This is a drawing that demonstrates how the locks actually work. In the top photo, the upstream tainter value is open and water has flowed into the lock and the boat enters. In the center picture the upstream gate and tainter valve are closed and the downstream tainter valve is open. When the water reaches the level of the water outside the downstream gate, the gate is opened and the boat moves out.
Similarly, when the lock is to be emptied, the upstream tainter valve is closed, the downstream valve opened and the water flows out until the water level inside the dam is the same as the water level at the downstream end. Again, no pumps are used, just the pressure of the water in the lock that is at a higher level than the water at the downstream end of the lock.

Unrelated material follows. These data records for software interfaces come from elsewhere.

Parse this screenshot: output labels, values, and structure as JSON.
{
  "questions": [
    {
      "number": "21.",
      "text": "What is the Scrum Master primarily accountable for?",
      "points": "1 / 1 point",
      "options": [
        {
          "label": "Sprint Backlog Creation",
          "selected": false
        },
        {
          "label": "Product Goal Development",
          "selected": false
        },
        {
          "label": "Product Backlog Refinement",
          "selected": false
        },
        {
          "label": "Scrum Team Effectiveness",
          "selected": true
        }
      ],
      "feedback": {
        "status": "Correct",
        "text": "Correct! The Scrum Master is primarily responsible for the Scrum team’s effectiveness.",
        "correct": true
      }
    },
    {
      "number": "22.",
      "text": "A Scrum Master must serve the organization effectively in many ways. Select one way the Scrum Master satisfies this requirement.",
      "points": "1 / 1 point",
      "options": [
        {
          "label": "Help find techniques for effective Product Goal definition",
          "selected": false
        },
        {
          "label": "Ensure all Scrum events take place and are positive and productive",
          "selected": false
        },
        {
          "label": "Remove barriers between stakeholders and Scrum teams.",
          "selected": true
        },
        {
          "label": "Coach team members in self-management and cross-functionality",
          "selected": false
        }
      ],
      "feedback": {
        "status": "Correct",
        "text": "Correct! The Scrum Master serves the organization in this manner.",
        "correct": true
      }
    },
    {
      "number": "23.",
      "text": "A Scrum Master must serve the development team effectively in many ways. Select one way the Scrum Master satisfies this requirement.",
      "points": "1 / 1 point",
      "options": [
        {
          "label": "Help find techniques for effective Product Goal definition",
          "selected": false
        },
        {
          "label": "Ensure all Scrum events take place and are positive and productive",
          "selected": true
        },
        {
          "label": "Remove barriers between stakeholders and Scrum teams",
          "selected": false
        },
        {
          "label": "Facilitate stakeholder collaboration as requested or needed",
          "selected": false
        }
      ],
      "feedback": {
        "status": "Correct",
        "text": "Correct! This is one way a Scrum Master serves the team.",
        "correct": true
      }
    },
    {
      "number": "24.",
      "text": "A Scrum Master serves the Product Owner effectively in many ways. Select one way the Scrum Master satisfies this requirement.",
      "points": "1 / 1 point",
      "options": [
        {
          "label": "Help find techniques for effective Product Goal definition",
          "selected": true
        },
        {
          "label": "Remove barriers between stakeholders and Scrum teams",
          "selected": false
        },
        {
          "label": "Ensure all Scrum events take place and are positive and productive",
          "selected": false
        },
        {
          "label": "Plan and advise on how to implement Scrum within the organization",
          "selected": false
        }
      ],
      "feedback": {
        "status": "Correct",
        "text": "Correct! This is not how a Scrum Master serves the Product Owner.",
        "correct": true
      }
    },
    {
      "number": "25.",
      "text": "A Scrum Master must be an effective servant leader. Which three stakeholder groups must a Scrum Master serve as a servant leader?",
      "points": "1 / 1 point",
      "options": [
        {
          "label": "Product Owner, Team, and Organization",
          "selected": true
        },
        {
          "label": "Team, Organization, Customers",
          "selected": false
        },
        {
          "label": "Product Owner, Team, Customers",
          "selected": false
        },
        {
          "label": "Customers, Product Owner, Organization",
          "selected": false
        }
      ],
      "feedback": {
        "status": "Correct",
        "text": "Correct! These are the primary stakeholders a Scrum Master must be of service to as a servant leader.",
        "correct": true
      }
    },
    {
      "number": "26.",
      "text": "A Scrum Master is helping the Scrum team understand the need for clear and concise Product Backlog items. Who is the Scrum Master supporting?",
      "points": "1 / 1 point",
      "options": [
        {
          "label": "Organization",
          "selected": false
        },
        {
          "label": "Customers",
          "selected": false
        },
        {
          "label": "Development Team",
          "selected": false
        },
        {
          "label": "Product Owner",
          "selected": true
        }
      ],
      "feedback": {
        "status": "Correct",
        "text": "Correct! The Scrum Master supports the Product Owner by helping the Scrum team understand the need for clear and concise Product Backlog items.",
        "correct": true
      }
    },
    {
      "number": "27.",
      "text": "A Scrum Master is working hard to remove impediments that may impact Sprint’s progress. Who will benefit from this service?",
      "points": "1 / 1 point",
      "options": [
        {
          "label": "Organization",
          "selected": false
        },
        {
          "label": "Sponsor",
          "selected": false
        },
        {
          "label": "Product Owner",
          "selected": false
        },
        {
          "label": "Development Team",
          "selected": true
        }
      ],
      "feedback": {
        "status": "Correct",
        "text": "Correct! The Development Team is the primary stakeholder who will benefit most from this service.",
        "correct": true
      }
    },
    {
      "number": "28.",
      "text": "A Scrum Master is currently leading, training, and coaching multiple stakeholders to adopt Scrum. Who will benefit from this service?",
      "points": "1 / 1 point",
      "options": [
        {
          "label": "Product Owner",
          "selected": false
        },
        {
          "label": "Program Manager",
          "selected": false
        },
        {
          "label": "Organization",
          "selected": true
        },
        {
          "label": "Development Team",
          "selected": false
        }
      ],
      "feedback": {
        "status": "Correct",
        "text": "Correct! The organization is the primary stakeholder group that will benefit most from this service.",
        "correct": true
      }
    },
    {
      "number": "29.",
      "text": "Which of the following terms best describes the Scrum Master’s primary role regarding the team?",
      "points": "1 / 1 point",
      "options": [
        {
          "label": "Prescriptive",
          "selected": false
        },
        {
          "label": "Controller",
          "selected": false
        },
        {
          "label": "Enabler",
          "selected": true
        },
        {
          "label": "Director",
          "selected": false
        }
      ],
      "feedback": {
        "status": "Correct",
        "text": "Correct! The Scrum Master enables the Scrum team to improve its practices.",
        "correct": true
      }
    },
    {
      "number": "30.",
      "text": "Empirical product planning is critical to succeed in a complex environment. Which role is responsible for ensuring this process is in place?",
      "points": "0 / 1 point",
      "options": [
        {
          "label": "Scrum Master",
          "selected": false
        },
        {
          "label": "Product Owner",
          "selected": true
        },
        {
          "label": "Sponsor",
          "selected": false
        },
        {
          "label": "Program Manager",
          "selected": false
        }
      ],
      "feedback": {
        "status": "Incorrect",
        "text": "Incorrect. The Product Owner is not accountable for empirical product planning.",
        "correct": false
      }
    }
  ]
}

There is a channel that’s been cut down the center of the bedrock because there is no practical way to keep all water from coming into the lock. That channel keeps the water in the center of the lock and allows it to flow to the upstream end of the lock where it is pumped out.
When they are working on the upstream and downstream gates to the lock they have to have the gates open. To keep large amounts of water from coming into the lock they use these steel structures, called “stop logs”. They stack the stop logs in specially built channels that are cut into the lock walls and the stop logs create a sort of a coffer dam. Here are a few shots of those. The last picture has the weight of each of the structures stenciled on the end.
Here’s a pic looking East, up the Columbia River from the lock.
Here’s the photo with the weights stenciled on the end of each of the stop logs. Pretty impressive scale these guys work with.
Here’s a photo of the downstream side of the upstream gate. You can see the scaffolding they’ve built to do their maintenance. I don’t know exactly how far down it is from where we are to the bedrock at the bottom, but I’d guess at about 115’ (15’ from the high water level to the walkway we’re on, about 85’ of lift plus about 15’ of water when the level is down). It’s far enough that I was pretty careful leaning over the railing.